14) As an alternate option, sometimes I add a Vraylight set to sphere (which I’ve done above), No Decay checked on, Affect Specular checked off, Invisible turned on, and slightly tinted yellow to my scenes in direct position of the sun. This will add a more defined shadow as well as a little bit more overall tint to your scenes. You may have to dial up and down your light multiplier. This is really dependent on the HDR being used as well as the look you are going for.
15) If I wanted to spend more time on this, I’d probably bring the final image into Photoshop, add a little more contrast, and give the scene a little more saturation in order to boost its impact.
16) Keep in mind with HDRs, that you can rotate the camera and the background will change according to the angle you use. So out of one HDR, you could potentially obtain many useful renderings.
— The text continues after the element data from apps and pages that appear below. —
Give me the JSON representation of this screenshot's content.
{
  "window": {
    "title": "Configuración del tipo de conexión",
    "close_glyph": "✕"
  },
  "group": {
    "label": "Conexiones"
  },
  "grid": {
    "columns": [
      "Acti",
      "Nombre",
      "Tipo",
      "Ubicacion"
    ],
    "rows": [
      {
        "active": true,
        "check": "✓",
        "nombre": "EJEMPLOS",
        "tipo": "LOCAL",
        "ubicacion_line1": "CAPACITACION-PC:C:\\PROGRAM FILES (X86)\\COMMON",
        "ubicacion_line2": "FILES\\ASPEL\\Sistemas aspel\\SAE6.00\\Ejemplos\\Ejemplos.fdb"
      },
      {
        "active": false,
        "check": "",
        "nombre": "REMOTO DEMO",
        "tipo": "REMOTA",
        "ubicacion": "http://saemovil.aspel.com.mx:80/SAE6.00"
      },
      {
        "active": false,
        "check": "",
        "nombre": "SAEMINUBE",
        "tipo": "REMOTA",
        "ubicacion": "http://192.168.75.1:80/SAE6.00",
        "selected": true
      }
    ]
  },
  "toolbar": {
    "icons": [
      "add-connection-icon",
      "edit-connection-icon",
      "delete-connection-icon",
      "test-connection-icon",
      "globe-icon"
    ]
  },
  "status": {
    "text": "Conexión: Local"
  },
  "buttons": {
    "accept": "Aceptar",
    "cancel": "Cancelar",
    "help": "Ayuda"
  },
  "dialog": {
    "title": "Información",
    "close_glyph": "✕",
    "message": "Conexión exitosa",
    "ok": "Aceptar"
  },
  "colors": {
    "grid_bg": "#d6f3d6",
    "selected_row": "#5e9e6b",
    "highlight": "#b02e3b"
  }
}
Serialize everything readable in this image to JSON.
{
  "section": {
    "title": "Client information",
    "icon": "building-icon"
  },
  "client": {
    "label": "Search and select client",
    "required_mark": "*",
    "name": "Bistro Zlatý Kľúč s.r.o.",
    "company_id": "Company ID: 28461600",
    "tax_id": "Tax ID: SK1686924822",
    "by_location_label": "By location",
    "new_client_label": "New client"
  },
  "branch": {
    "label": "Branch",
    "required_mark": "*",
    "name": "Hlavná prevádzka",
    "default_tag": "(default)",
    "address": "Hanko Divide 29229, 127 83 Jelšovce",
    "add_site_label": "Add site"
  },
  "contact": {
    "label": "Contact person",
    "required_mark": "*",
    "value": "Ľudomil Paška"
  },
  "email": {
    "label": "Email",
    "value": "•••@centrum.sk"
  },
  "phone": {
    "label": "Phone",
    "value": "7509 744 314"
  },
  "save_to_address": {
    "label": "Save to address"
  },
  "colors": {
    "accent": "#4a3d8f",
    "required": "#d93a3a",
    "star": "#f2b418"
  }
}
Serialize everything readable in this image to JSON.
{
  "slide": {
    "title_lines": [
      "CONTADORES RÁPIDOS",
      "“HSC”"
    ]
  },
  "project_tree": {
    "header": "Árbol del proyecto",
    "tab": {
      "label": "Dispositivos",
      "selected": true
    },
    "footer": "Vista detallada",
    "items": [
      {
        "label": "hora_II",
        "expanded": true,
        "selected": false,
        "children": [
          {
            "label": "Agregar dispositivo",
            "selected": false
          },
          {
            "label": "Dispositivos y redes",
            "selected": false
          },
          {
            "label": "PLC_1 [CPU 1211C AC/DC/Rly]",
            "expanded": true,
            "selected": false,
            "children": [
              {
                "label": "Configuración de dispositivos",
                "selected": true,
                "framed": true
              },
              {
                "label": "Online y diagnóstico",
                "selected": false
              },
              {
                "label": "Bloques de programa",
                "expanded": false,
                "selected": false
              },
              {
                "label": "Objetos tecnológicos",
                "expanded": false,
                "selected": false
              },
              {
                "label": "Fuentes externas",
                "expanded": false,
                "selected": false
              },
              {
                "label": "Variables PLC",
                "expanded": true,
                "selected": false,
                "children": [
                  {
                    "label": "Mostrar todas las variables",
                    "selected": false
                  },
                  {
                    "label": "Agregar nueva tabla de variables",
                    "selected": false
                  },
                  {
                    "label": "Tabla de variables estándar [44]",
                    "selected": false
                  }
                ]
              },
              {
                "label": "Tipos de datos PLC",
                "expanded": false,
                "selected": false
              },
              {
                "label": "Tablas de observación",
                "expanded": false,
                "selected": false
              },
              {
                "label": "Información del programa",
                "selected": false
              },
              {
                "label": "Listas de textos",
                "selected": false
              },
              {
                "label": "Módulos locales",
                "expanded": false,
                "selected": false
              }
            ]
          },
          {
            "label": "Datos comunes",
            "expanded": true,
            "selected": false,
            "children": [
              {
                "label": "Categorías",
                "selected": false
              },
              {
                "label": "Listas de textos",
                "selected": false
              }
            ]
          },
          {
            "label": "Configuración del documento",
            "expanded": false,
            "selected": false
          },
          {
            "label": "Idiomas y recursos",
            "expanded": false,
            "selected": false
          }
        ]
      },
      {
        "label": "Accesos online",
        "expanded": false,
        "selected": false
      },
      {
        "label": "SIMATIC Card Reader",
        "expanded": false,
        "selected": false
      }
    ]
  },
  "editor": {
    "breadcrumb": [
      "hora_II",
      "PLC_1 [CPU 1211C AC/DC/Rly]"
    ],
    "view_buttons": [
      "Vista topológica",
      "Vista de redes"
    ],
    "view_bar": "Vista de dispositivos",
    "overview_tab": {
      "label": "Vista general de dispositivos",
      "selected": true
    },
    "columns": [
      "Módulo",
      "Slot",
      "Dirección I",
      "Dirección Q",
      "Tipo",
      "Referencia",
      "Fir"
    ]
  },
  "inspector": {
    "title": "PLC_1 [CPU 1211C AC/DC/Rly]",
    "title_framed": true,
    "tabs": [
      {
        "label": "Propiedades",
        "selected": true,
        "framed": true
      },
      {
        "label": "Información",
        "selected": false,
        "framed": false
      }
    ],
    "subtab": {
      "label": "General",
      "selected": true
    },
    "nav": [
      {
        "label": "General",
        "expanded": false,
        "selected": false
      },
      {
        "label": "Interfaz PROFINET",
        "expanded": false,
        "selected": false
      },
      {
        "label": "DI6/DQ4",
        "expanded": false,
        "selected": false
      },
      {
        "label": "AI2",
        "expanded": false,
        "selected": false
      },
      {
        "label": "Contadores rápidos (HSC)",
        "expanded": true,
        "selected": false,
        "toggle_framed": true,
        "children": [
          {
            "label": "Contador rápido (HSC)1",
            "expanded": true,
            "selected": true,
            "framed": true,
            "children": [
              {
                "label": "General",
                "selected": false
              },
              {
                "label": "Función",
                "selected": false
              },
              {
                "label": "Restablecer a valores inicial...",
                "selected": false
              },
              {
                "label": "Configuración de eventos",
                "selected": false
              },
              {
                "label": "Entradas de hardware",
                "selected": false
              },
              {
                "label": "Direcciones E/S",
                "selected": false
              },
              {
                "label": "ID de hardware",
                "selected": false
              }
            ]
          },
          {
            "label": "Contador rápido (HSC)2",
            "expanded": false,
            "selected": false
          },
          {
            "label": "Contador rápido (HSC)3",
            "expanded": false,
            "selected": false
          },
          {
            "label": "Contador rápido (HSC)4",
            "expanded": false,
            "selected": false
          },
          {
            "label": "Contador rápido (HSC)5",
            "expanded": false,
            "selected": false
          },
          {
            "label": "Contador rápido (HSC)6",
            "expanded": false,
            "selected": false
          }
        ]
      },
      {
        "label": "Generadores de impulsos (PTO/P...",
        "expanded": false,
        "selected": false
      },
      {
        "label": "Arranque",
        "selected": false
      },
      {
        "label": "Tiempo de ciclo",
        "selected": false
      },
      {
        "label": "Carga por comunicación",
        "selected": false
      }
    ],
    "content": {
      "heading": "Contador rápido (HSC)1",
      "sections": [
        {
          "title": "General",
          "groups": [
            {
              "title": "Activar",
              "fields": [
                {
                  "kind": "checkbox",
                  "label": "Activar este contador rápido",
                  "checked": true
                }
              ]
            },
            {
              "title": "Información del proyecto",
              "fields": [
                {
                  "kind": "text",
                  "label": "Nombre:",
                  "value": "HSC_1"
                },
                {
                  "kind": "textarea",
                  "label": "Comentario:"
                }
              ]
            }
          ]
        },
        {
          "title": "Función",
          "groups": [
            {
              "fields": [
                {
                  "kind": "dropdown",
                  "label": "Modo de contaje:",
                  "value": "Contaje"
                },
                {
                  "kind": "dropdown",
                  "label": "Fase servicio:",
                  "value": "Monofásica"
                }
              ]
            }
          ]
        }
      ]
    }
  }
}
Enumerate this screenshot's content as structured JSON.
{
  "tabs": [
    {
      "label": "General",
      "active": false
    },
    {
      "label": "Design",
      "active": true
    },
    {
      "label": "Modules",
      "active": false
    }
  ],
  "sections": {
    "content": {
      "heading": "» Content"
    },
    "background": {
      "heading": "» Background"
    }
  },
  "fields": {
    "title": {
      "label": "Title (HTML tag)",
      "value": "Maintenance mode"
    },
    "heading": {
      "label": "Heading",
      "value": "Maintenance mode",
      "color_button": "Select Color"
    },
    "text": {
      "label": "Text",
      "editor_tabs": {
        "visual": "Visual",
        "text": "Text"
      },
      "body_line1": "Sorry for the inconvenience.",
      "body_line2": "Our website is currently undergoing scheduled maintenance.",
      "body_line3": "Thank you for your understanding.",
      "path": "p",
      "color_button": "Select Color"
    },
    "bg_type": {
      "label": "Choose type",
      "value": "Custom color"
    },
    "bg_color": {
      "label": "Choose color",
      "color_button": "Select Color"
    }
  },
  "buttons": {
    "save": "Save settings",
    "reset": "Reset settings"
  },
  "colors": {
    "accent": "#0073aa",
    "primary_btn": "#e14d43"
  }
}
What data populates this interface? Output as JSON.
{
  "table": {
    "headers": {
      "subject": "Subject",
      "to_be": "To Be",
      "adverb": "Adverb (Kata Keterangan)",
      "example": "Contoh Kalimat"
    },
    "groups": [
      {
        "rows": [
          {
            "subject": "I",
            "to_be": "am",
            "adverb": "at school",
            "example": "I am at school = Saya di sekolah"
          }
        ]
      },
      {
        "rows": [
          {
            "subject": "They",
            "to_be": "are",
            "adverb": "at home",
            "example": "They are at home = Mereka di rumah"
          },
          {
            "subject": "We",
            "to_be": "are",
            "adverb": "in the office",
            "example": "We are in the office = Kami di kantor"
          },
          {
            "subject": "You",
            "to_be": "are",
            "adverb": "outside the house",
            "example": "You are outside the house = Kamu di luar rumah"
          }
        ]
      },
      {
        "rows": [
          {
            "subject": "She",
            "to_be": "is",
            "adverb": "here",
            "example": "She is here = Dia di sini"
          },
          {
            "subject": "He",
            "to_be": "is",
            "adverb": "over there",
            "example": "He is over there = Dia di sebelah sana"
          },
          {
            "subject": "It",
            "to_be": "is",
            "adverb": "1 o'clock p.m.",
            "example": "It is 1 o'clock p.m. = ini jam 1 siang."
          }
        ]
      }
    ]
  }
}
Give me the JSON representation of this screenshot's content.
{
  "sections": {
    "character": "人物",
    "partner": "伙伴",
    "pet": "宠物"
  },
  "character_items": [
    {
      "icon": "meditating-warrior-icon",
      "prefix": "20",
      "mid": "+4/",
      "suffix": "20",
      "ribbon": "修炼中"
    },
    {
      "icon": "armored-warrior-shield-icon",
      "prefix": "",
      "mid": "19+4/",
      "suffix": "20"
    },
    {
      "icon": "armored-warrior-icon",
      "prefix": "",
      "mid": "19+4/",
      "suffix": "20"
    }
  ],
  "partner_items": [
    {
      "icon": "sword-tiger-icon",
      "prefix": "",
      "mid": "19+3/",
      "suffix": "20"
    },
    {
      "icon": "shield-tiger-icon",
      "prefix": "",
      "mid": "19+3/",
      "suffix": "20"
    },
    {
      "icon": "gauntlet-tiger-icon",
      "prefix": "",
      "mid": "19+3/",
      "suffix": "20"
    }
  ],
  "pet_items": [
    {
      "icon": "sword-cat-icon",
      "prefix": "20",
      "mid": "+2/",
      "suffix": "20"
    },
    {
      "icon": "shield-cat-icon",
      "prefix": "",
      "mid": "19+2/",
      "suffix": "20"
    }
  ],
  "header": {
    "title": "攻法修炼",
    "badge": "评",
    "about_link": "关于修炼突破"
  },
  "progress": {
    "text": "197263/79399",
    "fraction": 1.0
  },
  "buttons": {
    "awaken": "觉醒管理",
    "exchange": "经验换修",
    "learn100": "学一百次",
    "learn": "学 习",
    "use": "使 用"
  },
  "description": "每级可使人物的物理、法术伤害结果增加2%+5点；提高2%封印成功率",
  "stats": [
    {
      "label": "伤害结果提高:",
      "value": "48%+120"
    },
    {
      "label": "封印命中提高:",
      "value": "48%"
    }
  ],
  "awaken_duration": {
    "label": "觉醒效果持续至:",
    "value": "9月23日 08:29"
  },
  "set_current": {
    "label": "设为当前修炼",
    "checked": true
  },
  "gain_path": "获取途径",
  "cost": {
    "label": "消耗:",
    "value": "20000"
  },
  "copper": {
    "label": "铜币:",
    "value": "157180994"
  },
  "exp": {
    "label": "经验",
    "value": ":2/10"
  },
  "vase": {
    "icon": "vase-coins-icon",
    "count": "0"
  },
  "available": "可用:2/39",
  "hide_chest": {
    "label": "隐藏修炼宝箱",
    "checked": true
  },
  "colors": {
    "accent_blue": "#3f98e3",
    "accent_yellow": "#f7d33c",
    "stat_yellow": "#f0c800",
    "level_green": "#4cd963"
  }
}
17) When you are ready to render the final image, adjust the ‘Width’ and ‘Output’ size under the ‘Common’ render tab to your liking. You may want to turn on the ‘Antialiasing filter’ under the ‘Vray’ render tab for sharper edges. Under the ‘Indirect Illumination’ tab, you can change your ‘Primary Bounces’ to ‘Brute Force’ (leave default) or ‘Irradiance Map’ (change to medium or high settings) and set your ‘Light Cache’ to around 1500 ‘Subdivs.’ Last but not least, under the ‘Settings’ tab, you can dial up the ‘Global subdivs multiplier’ to something like 2 or 3 (even higher) if you want to increase the overall rendering settings. Please note that all of these settings will increase rendering times as well as quality.